To deprioritize the Middle East, the United States needs its key allies in the region onboard. When asked about the United States’ closest allies and friends in the Middle East, most analysts talk about Israel, Saudi Arabia, Egypt, and, increasingly less, Turkey. This list should always include Jordan.

Since Jordan is considered by the United States and the West to be one of the consistently stable countries in the region, the U.S. has been able to take this fact for granted. However, the royal shakeup in Jordan could impact the region’s stability. Beyond that, instability resulting from King Abdullah’s latest skirmish with his half-brother could hinder Biden’s plans to downgrade the Middle East’s centrality in U.S. foreign policy.   

The Two-State Solution

The Biden administration has indicated they wish to “re-establish the goal of a negotiated two-state solution as a priority in U.S. policy on the Israeli-Palestinian conflict.” The two-state solution has long remained the only viable solution to this conflict and calls for granting the Palestinians an independent state alongside Israel. This arduous and tedious project, which has thwarted many presidents, will not be possible unless Jordan is involved.

Jordan is a critical player in the United States’ pursuit of a two-state solution. Firstly, Jordan was one of the first Arab states to sign a peace treaty with Israel in 1994, and has maintained relatively friendly relations ever since. Conversely, Jordan is also a “key interlocutor with Palestinians.” Today, Jordan is home to millions of Palestinians who fled to the Hashemite Kingdom after the Arab-Israeli wars of 1948 and 1967.

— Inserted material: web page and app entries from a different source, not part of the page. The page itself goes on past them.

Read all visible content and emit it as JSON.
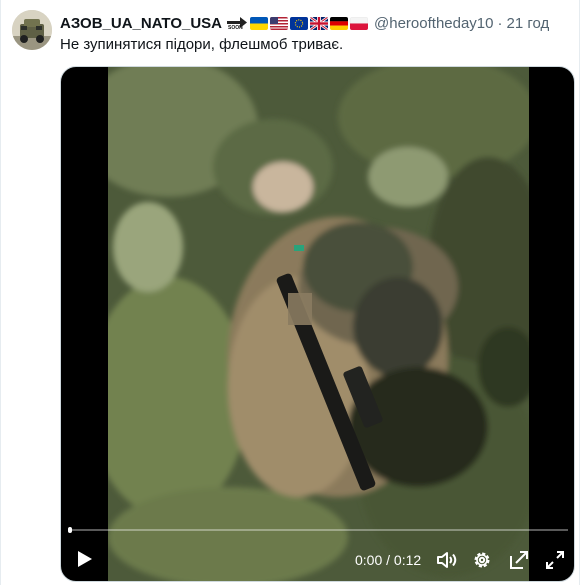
{
  "tweet": {
    "display_name": "АЗОВ_UA_NATO_USA",
    "handle": "@herooftheday10",
    "separator": "·",
    "time": "21 год",
    "text": "Не зупинятися підори, флешмоб триває.",
    "name_emojis": [
      "soon-arrow",
      "flag-ua",
      "flag-us",
      "flag-eu",
      "flag-uk",
      "flag-de",
      "flag-pl"
    ],
    "soon_text": "SOON"
  },
  "video": {
    "timecode": "0:00 / 0:12",
    "progress": 0.0,
    "controls": [
      "play-icon",
      "volume-icon",
      "settings-gear-icon",
      "pop-out-icon",
      "fullscreen-icon"
    ]
  },
  "colors": {
    "text_primary": "#0f1419",
    "text_secondary": "#536471",
    "video_background": "#000000"
  }
}
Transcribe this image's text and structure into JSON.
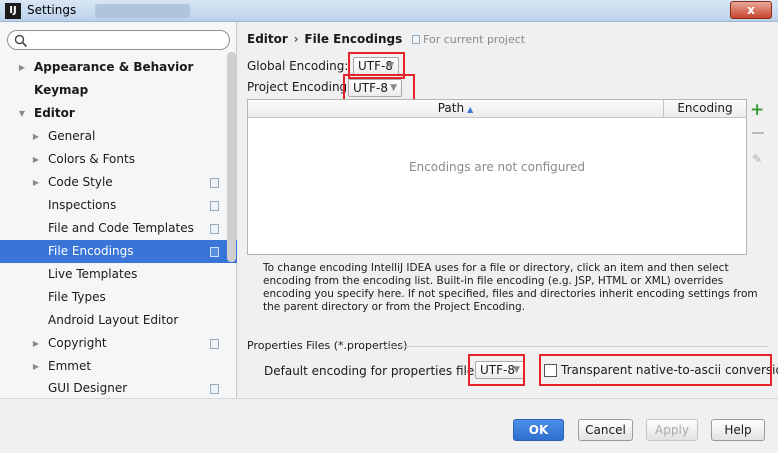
{
  "window": {
    "title": "Settings",
    "app_icon": "IJ",
    "close_label": "x"
  },
  "sidebar": {
    "search_placeholder": "",
    "items": [
      {
        "label": "Appearance & Behavior",
        "arrow": "▶"
      },
      {
        "label": "Keymap",
        "arrow": ""
      },
      {
        "label": "Editor",
        "arrow": "▼"
      },
      {
        "label": "General",
        "arrow": "▶"
      },
      {
        "label": "Colors & Fonts",
        "arrow": "▶"
      },
      {
        "label": "Code Style",
        "arrow": "▶"
      },
      {
        "label": "Inspections",
        "arrow": ""
      },
      {
        "label": "File and Code Templates",
        "arrow": ""
      },
      {
        "label": "File Encodings",
        "arrow": ""
      },
      {
        "label": "Live Templates",
        "arrow": ""
      },
      {
        "label": "File Types",
        "arrow": ""
      },
      {
        "label": "Android Layout Editor",
        "arrow": ""
      },
      {
        "label": "Copyright",
        "arrow": "▶"
      },
      {
        "label": "Emmet",
        "arrow": "▶"
      },
      {
        "label": "GUI Designer",
        "arrow": ""
      }
    ]
  },
  "main": {
    "breadcrumb": {
      "section": "Editor",
      "separator": "›",
      "page": "File Encodings",
      "scope": "For current project"
    },
    "global_encoding": {
      "label": "Global Encoding:",
      "value": "UTF-8"
    },
    "project_encoding": {
      "label": "Project Encoding:",
      "value": "UTF-8"
    },
    "table": {
      "columns": [
        "Path",
        "Encoding"
      ],
      "sort_indicator": "▲",
      "empty_text": "Encodings are not configured"
    },
    "description": "To change encoding IntelliJ IDEA uses for a file or directory, click an item and then select encoding from the encoding list. Built-in file encoding (e.g. JSP, HTML or XML) overrides encoding you specify here. If not specified, files and directories inherit encoding settings from the parent directory or from the Project Encoding.",
    "properties": {
      "section_title": "Properties Files (*.properties)",
      "default_label": "Default encoding for properties files:",
      "default_value": "UTF-8",
      "transparent_label": "Transparent native-to-ascii conversion",
      "transparent_checked": false
    }
  },
  "footer": {
    "ok": "OK",
    "cancel": "Cancel",
    "apply": "Apply",
    "help": "Help"
  },
  "colors": {
    "selection": "#3875d7",
    "highlight_box": "#e3242b",
    "ok_button": "#2f6fcf"
  }
}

As the New York Times recently noted, Jordan “is important to any future peace deal between Israel and the Palestinians.” If Jordan were to succumb to chaos and instability, whether due to the recent flare up or another set of events, the prospects of a two-state solution between the Israelis and Palestinians would seem even more remote than they already are.

Conclusion

The recent tussle within the Jordanian royal family seems to have mostly subsided. However, this series of events is a good reminder to the United States just how much a relatively stable country in an otherwise volatile region can easily upset the fragile balance. This is especially true as the Biden administration has plans to focus less on the Middle East and perhaps find a solution to the very complex Israeli-Palestinian conflict.